**ACTIVITY**
Gather every line below where "circle" appears.

**Dataset rows for apps and sites**
--- START ---

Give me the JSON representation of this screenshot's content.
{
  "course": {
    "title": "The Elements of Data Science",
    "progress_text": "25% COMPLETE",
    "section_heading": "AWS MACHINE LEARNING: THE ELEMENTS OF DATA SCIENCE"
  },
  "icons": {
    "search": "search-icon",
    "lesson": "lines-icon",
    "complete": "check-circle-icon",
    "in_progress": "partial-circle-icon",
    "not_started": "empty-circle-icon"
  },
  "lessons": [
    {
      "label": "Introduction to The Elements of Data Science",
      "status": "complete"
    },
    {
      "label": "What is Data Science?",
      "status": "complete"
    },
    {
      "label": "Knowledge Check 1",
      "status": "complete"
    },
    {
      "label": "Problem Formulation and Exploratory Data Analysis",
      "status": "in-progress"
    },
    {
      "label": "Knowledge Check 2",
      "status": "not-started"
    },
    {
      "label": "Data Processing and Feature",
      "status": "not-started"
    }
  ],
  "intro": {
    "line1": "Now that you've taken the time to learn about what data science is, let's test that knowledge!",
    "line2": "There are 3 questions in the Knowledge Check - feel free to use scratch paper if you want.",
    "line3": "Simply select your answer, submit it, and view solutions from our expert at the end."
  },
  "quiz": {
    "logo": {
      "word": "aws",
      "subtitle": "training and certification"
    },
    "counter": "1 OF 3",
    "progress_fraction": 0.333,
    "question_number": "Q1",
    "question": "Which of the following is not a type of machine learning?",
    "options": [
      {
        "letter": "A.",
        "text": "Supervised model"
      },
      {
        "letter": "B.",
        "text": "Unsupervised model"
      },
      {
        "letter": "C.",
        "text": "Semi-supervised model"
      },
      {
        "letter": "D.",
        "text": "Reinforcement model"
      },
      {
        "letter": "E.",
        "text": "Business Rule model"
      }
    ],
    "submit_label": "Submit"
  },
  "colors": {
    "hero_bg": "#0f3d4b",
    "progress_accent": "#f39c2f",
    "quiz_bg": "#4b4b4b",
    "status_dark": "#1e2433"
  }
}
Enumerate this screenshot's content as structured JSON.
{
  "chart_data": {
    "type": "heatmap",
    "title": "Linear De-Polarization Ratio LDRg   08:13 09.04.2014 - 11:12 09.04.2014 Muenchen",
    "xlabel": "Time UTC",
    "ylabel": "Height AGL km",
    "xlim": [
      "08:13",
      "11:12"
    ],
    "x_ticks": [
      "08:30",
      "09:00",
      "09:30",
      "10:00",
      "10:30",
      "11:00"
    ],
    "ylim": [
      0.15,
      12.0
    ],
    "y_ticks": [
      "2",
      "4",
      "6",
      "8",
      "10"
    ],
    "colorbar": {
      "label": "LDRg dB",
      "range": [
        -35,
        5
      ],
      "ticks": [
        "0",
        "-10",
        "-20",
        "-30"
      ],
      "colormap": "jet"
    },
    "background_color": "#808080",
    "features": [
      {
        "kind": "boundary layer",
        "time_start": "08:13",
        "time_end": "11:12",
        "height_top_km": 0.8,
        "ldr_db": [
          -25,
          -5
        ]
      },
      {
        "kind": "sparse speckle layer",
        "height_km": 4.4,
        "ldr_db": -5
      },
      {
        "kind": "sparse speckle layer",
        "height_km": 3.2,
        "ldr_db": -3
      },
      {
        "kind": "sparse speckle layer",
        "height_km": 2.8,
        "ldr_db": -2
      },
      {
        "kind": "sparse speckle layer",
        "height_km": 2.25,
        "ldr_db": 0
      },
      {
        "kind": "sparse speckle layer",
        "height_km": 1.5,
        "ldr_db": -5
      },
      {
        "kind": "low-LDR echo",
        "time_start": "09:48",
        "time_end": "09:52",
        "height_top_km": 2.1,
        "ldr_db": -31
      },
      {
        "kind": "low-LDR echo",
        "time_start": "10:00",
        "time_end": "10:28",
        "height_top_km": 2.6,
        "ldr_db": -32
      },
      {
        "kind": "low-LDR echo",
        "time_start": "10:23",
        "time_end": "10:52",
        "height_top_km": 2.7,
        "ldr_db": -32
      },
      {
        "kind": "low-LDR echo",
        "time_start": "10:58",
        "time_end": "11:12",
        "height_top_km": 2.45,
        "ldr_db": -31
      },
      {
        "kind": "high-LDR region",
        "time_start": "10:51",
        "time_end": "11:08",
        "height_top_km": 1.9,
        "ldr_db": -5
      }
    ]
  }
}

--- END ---

**EXERCISE OUTPUT**
    "complete": "check-circle-icon",
    "in_progress": "partial-circle-icon",
    "not_started": "empty-circle-icon"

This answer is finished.